\[e_i i! = \displaystyle \sum_{j=1}^{i} \binom{i-1}{j-1} \overset{i-j}{\dot p}(0) \overset{j-1}{\dot g}(0)\]

Hence, by replacing all the terms with the corresponding ones we found in the third step and the second step and simplifying the expression we get, the following identity holds:

\[i e_i = \displaystyle \sum_{j=1}^{i} (-1)^{j-1} e_{i-j} P_j\] \[\tag*{$\blacksquare$}\]

Application to the stated problem

We had to compute $P_2 = \lambda_1^2 + \lambda_2^2$ given that $\lambda_1$ and $\lambda_2$ are the roots of $p(x)=x^2-4x+3$.

Comparing the coefficients of $x$ in $p(x)$, we get $e_0 = 1$, as we’d already said earlier, $e_1 = 4$ and $e_2=3$.

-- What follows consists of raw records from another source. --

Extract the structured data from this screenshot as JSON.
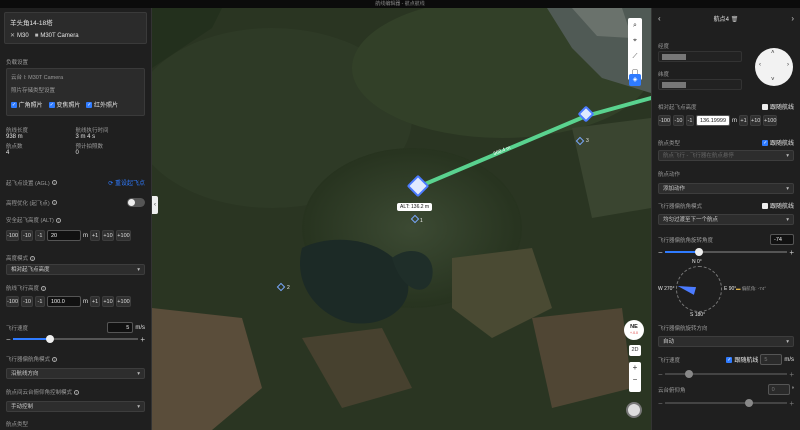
{
  "window_title": "航线编辑器 - 航点航线",
  "left": {
    "mission_name": "羊头角14-18塔",
    "drone": "M30",
    "camera": "M30T Camera",
    "payload_section": "负载设置",
    "payload_name": "云台 I: M30T Camera",
    "photo_storage_label": "照片存储类型设置",
    "photo_types": [
      "广角照片",
      "变焦照片",
      "红外照片"
    ],
    "stats": [
      {
        "label": "航线长度",
        "value": "938 m"
      },
      {
        "label": "航线执行时间",
        "value": "3 m 4 s"
      },
      {
        "label": "航点数",
        "value": "4"
      },
      {
        "label": "预计拍照数",
        "value": "0"
      }
    ],
    "takeoff_alt_label": "起飞点设置 (AGL)",
    "reset_takeoff": "重设起飞点",
    "elevation_opt_label": "高程优化 (起飞点)",
    "safe_alt_label": "安全起飞高度 (ALT)",
    "safe_alt_value": "20",
    "unit_m": "m",
    "step_buttons_neg": [
      "-100",
      "-10",
      "-1"
    ],
    "step_buttons_pos": [
      "+1",
      "+10",
      "+100"
    ],
    "alt_mode_label": "高度模式",
    "alt_mode_value": "相对起飞点高度",
    "route_alt_label": "航线飞行高度",
    "route_alt_value": "100.0",
    "speed_label": "飞行速度",
    "speed_value": "5",
    "speed_unit": "m/s",
    "speed_fraction": 0.3,
    "heading_mode_label": "飞行器偏航角模式",
    "heading_mode_value": "沿航线方向",
    "gimbal_mode_label": "航点间云台俯仰角控制模式",
    "gimbal_mode_value": "手动控制",
    "waypoint_type_label": "航点类型"
  },
  "map": {
    "segment_label": "368.4 m",
    "alt_label": "ALT: 136.2 m",
    "waypoint_labels": [
      "1",
      "2",
      "3"
    ],
    "compass_label": "NE",
    "compass_deg": "+.0.0",
    "mode_2d": "2D",
    "zoom_in": "+",
    "zoom_out": "−"
  },
  "right": {
    "header_title": "航点4",
    "lon_label": "经度",
    "lat_label": "纬度",
    "alt_label": "相对起飞点高度",
    "follow_route": "跟随航线",
    "alt_value": "136.19999",
    "speed_type_label": "航点类型",
    "speed_type_value": "航点飞行 - 飞行器在航点悬停",
    "action_label": "航点动作",
    "add_action": "添加动作",
    "yaw_mode_label": "飞行器偏航角模式",
    "yaw_mode_value": "均匀过渡至下一个航点",
    "yaw_angle_label": "飞行器偏航角旋转角度",
    "yaw_angle_value": "-74",
    "yaw_fraction": 0.28,
    "dial_n": "N 0°",
    "dial_e": "E 90°",
    "dial_s": "S 180°",
    "dial_w": "W 270°",
    "dial_note": "偏航角: -74°",
    "rotate_label": "飞行器偏航旋转方向",
    "rotate_value": "自动",
    "speed_label": "飞行速度",
    "speed_value": "5",
    "speed_unit": "m/s",
    "gimbal_pitch_label": "云台俯仰角",
    "gimbal_pitch_value": "0",
    "unit_deg": "°"
  }
}
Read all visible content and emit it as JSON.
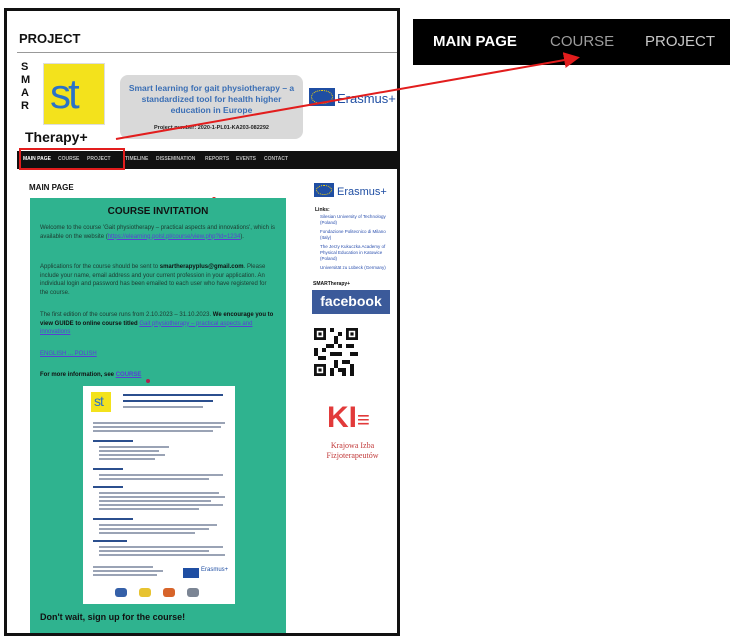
{
  "left_panel": {
    "page_title": "PROJECT",
    "logo": {
      "smar": [
        "S",
        "M",
        "A",
        "R"
      ],
      "st": "st",
      "therapy": "Therapy+"
    },
    "project_box": {
      "description": "Smart learning for gait physiotherapy – a standardized tool for health higher education in Europe",
      "number": "Project number: 2020-1-PL01-KA203-082292"
    },
    "erasmus_label": "Erasmus+",
    "nav": [
      "MAIN PAGE",
      "COURSE",
      "PROJECT",
      "TIMELINE",
      "DISSEMINATION",
      "REPORTS",
      "EVENTS",
      "CONTACT"
    ],
    "main_heading": "MAIN PAGE",
    "invitation": {
      "title": "COURSE INVITATION",
      "para1_a": "Welcome to the course 'Gait physiotherapy – practical aspects and innovations', which is available on the website (",
      "para1_link": "https://elearning.polsl.pl/course/view.php?id=1234",
      "para1_b": ").",
      "para2_a": "Applications for the course should be sent to ",
      "para2_email": "smartherapyplus@gmail.com",
      "para2_b": ". Please include your name, email address and your current profession in your application. An individual login and password has been emailed to each user who have registered for the course.",
      "para3_a": "The first edition of the course runs from 2.10.2023 – 31.10.2023. ",
      "para3_b": "We encourage you to view GUIDE to online course titled ",
      "para3_link": "Gait physiotherapy – practical aspects and innovations",
      "para4": "ENGLISH   ...   POLISH",
      "more_info_label": "For more information, see ",
      "more_info_link": "COURSE",
      "signup": "Don't wait, sign up for the course!"
    },
    "sidebar": {
      "erasmus_label": "Erasmus+",
      "links_title": "Links:",
      "links": [
        "Silesian University of Technology (Poland)",
        "Fondazione Politecnico di Milano (Italy)",
        "The Jerzy Kukuczka Academy of Physical Education in Katowice (Poland)",
        "Universität zu Lübeck (Germany)"
      ],
      "smar_label": "SMARTherapy+",
      "facebook": "facebook",
      "kif_mark": "KI",
      "kif_name": "Krajowa Izba Fizjoterapeutów"
    }
  },
  "zoomed_nav": {
    "items": [
      "MAIN PAGE",
      "COURSE",
      "PROJECT"
    ]
  },
  "colors": {
    "nav_bg": "#000000",
    "highlight": "#e21d1d",
    "invitation_bg": "#2fb38f",
    "st_logo": "#f3e21c",
    "facebook": "#3b5a9a",
    "kif": "#e23a3a"
  }
}
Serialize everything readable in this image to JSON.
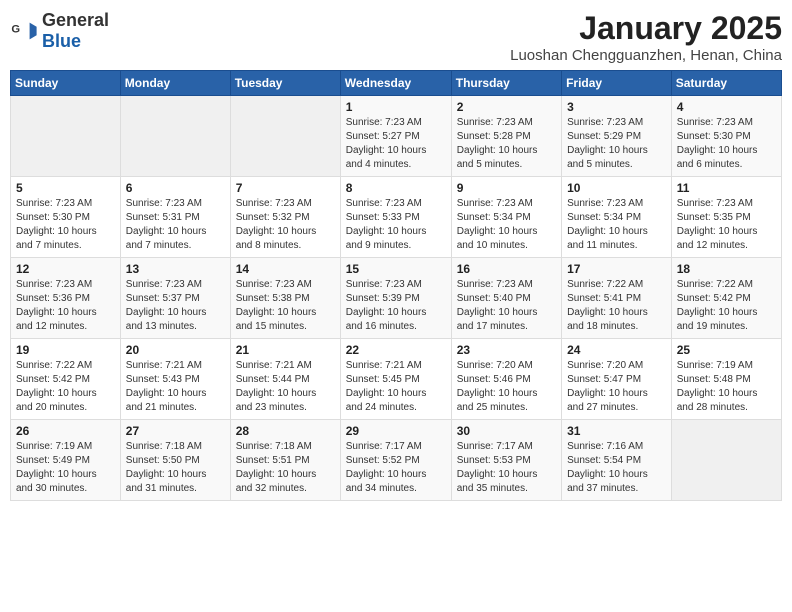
{
  "header": {
    "logo_general": "General",
    "logo_blue": "Blue",
    "month_title": "January 2025",
    "location": "Luoshan Chengguanzhen, Henan, China"
  },
  "weekdays": [
    "Sunday",
    "Monday",
    "Tuesday",
    "Wednesday",
    "Thursday",
    "Friday",
    "Saturday"
  ],
  "weeks": [
    [
      {
        "day": "",
        "info": ""
      },
      {
        "day": "",
        "info": ""
      },
      {
        "day": "",
        "info": ""
      },
      {
        "day": "1",
        "info": "Sunrise: 7:23 AM\nSunset: 5:27 PM\nDaylight: 10 hours\nand 4 minutes."
      },
      {
        "day": "2",
        "info": "Sunrise: 7:23 AM\nSunset: 5:28 PM\nDaylight: 10 hours\nand 5 minutes."
      },
      {
        "day": "3",
        "info": "Sunrise: 7:23 AM\nSunset: 5:29 PM\nDaylight: 10 hours\nand 5 minutes."
      },
      {
        "day": "4",
        "info": "Sunrise: 7:23 AM\nSunset: 5:30 PM\nDaylight: 10 hours\nand 6 minutes."
      }
    ],
    [
      {
        "day": "5",
        "info": "Sunrise: 7:23 AM\nSunset: 5:30 PM\nDaylight: 10 hours\nand 7 minutes."
      },
      {
        "day": "6",
        "info": "Sunrise: 7:23 AM\nSunset: 5:31 PM\nDaylight: 10 hours\nand 7 minutes."
      },
      {
        "day": "7",
        "info": "Sunrise: 7:23 AM\nSunset: 5:32 PM\nDaylight: 10 hours\nand 8 minutes."
      },
      {
        "day": "8",
        "info": "Sunrise: 7:23 AM\nSunset: 5:33 PM\nDaylight: 10 hours\nand 9 minutes."
      },
      {
        "day": "9",
        "info": "Sunrise: 7:23 AM\nSunset: 5:34 PM\nDaylight: 10 hours\nand 10 minutes."
      },
      {
        "day": "10",
        "info": "Sunrise: 7:23 AM\nSunset: 5:34 PM\nDaylight: 10 hours\nand 11 minutes."
      },
      {
        "day": "11",
        "info": "Sunrise: 7:23 AM\nSunset: 5:35 PM\nDaylight: 10 hours\nand 12 minutes."
      }
    ],
    [
      {
        "day": "12",
        "info": "Sunrise: 7:23 AM\nSunset: 5:36 PM\nDaylight: 10 hours\nand 12 minutes."
      },
      {
        "day": "13",
        "info": "Sunrise: 7:23 AM\nSunset: 5:37 PM\nDaylight: 10 hours\nand 13 minutes."
      },
      {
        "day": "14",
        "info": "Sunrise: 7:23 AM\nSunset: 5:38 PM\nDaylight: 10 hours\nand 15 minutes."
      },
      {
        "day": "15",
        "info": "Sunrise: 7:23 AM\nSunset: 5:39 PM\nDaylight: 10 hours\nand 16 minutes."
      },
      {
        "day": "16",
        "info": "Sunrise: 7:23 AM\nSunset: 5:40 PM\nDaylight: 10 hours\nand 17 minutes."
      },
      {
        "day": "17",
        "info": "Sunrise: 7:22 AM\nSunset: 5:41 PM\nDaylight: 10 hours\nand 18 minutes."
      },
      {
        "day": "18",
        "info": "Sunrise: 7:22 AM\nSunset: 5:42 PM\nDaylight: 10 hours\nand 19 minutes."
      }
    ],
    [
      {
        "day": "19",
        "info": "Sunrise: 7:22 AM\nSunset: 5:42 PM\nDaylight: 10 hours\nand 20 minutes."
      },
      {
        "day": "20",
        "info": "Sunrise: 7:21 AM\nSunset: 5:43 PM\nDaylight: 10 hours\nand 21 minutes."
      },
      {
        "day": "21",
        "info": "Sunrise: 7:21 AM\nSunset: 5:44 PM\nDaylight: 10 hours\nand 23 minutes."
      },
      {
        "day": "22",
        "info": "Sunrise: 7:21 AM\nSunset: 5:45 PM\nDaylight: 10 hours\nand 24 minutes."
      },
      {
        "day": "23",
        "info": "Sunrise: 7:20 AM\nSunset: 5:46 PM\nDaylight: 10 hours\nand 25 minutes."
      },
      {
        "day": "24",
        "info": "Sunrise: 7:20 AM\nSunset: 5:47 PM\nDaylight: 10 hours\nand 27 minutes."
      },
      {
        "day": "25",
        "info": "Sunrise: 7:19 AM\nSunset: 5:48 PM\nDaylight: 10 hours\nand 28 minutes."
      }
    ],
    [
      {
        "day": "26",
        "info": "Sunrise: 7:19 AM\nSunset: 5:49 PM\nDaylight: 10 hours\nand 30 minutes."
      },
      {
        "day": "27",
        "info": "Sunrise: 7:18 AM\nSunset: 5:50 PM\nDaylight: 10 hours\nand 31 minutes."
      },
      {
        "day": "28",
        "info": "Sunrise: 7:18 AM\nSunset: 5:51 PM\nDaylight: 10 hours\nand 32 minutes."
      },
      {
        "day": "29",
        "info": "Sunrise: 7:17 AM\nSunset: 5:52 PM\nDaylight: 10 hours\nand 34 minutes."
      },
      {
        "day": "30",
        "info": "Sunrise: 7:17 AM\nSunset: 5:53 PM\nDaylight: 10 hours\nand 35 minutes."
      },
      {
        "day": "31",
        "info": "Sunrise: 7:16 AM\nSunset: 5:54 PM\nDaylight: 10 hours\nand 37 minutes."
      },
      {
        "day": "",
        "info": ""
      }
    ]
  ]
}
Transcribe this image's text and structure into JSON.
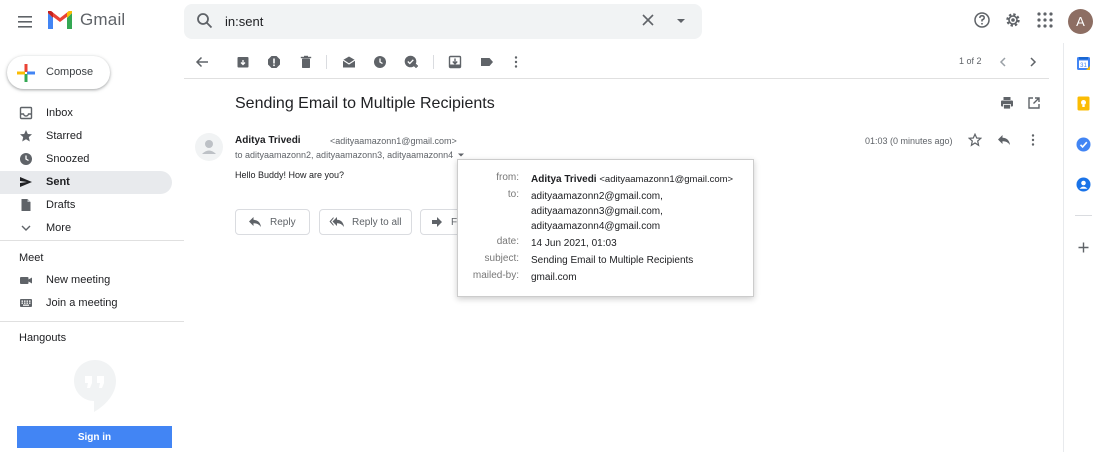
{
  "header": {
    "app_name": "Gmail",
    "search_query": "in:sent",
    "profile_initial": "A"
  },
  "sidebar": {
    "compose_label": "Compose",
    "items": [
      {
        "label": "Inbox",
        "icon": "inbox-icon"
      },
      {
        "label": "Starred",
        "icon": "star-icon"
      },
      {
        "label": "Snoozed",
        "icon": "clock-icon"
      },
      {
        "label": "Sent",
        "icon": "send-icon",
        "active": true
      },
      {
        "label": "Drafts",
        "icon": "draft-icon"
      },
      {
        "label": "More",
        "icon": "chevron-down-icon"
      }
    ],
    "meet": {
      "title": "Meet",
      "items": [
        {
          "label": "New meeting",
          "icon": "video-icon"
        },
        {
          "label": "Join a meeting",
          "icon": "keyboard-icon"
        }
      ]
    },
    "hangouts": {
      "title": "Hangouts",
      "signin_label": "Sign in"
    }
  },
  "toolbar": {
    "pager": "1 of 2"
  },
  "message": {
    "subject": "Sending Email to Multiple Recipients",
    "sender_name": "Aditya Trivedi",
    "sender_email": "<adityaamazonn1@gmail.com>",
    "recipients_line": "to adityaamazonn2, adityaamazonn3, adityaamazonn4",
    "time": "01:03 (0 minutes ago)",
    "body": "Hello Buddy! How are you?",
    "reply_label": "Reply",
    "reply_all_label": "Reply to all",
    "forward_label": "Fo"
  },
  "details": {
    "from_key": "from:",
    "from_name": "Aditya Trivedi",
    "from_email": "<adityaamazonn1@gmail.com>",
    "to_key": "to:",
    "to_values": [
      "adityaamazonn2@gmail.com,",
      "adityaamazonn3@gmail.com,",
      "adityaamazonn4@gmail.com"
    ],
    "date_key": "date:",
    "date_value": "14 Jun 2021, 01:03",
    "subject_key": "subject:",
    "subject_value": "Sending Email to Multiple Recipients",
    "mailedby_key": "mailed-by:",
    "mailedby_value": "gmail.com"
  },
  "colors": {
    "accent_blue": "#4285f4",
    "active_nav_bg": "#e8eaed",
    "icon_gray": "#5f6368"
  }
}
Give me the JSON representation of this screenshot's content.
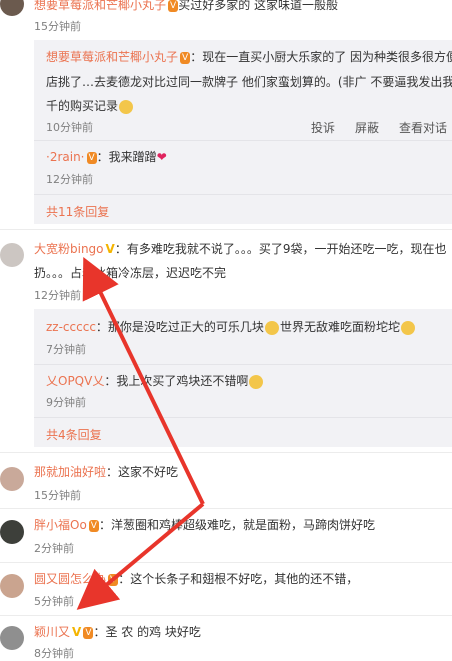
{
  "top_reply": {
    "user": "想要草莓派和芒椰小丸子",
    "text": "买过好多家的 这家味道一般般",
    "time": "15分钟前"
  },
  "thread1": {
    "reply1": {
      "user": "想要草莓派和芒椰小丸子",
      "text": "：现在一直买小厨大乐家的了 因为种类很多很方便",
      "text2": "店挑了…去麦德龙对比过同一款牌子 他们家蛮划算的。(非广 不要逼我发出我",
      "text3": "千的购买记录",
      "time": "10分钟前",
      "actions": {
        "report": "投诉",
        "block": "屏蔽",
        "view": "查看对话"
      }
    },
    "reply2": {
      "user": "·2rain·",
      "text": "：我来蹭蹭",
      "time": "12分钟前"
    },
    "more": "共11条回复"
  },
  "comment1": {
    "user": "大宽粉bingo",
    "text": "：有多难吃我就不说了。。。买了9袋，一开始还吃一吃，现在也",
    "text2": "扔。。。占着冰箱冷冻层，迟迟吃不完",
    "time": "12分钟前",
    "replies": [
      {
        "user": "zz-ccccc",
        "text": "：那你是没吃过正大的可乐几块",
        "text2": "世界无敌难吃面粉坨坨",
        "time": "7分钟前"
      },
      {
        "user": "乂OPQV乂",
        "text": "：我上次买了鸡块还不错啊",
        "time": "9分钟前"
      }
    ],
    "more": "共4条回复"
  },
  "comment2": {
    "user": "那就加油好啦",
    "text": "：这家不好吃",
    "time": "15分钟前"
  },
  "comment3": {
    "user": "胖小福Oo",
    "text": "：洋葱圈和鸡棒超级难吃，就是面粉，马蹄肉饼好吃",
    "time": "2分钟前"
  },
  "comment4": {
    "user": "圆又圆怎么办",
    "text": "：这个长条子和翅根不好吃，其他的还不错，",
    "time": "5分钟前"
  },
  "comment5": {
    "user": "颖川又",
    "text": "：圣 农 的鸡 块好吃",
    "time": "8分钟前"
  },
  "colors": {
    "username": "#eb7350",
    "arrow": "#e8352b",
    "reply_bg": "#f2f2f5"
  }
}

Using the Newton-Girard identity, we notice that:

\[2 e_2 = e_1 P_1 - e_0 P_2 \Longrightarrow P_2 = e_1 P_1 - 2 e_2\]

$P_1$ is the same as $e_1$, hence, rearranging the expression, we obtain:

\[P_2 = {e_1}^2 - 2 e_2 = 4^2 - 2 \cdot 3 = 10\]

We can follow the same steps to compute $P_3 = \lambda_1^3 + \lambda_2^3$:

\[P_3 = 3 e_3 - e_2 P_1 + e_1 P_2\]

Due to the fact that $e_k = 0$ for $k > n$, $e_3$ must be equal to $0$. Therefore, we obtain:

\[P_3 = - e_2 P_1 + e_1 P_2 = - 3 \cdot 4 + 4 \cdot 10 = 28\]

In conclusion, we have found a generalized solution for the kind of problems we’d stated in the first place. Newton, we did it, once again!

  1. The concept of the shown proof is taken from ProofWiki, which I recommend you to visit.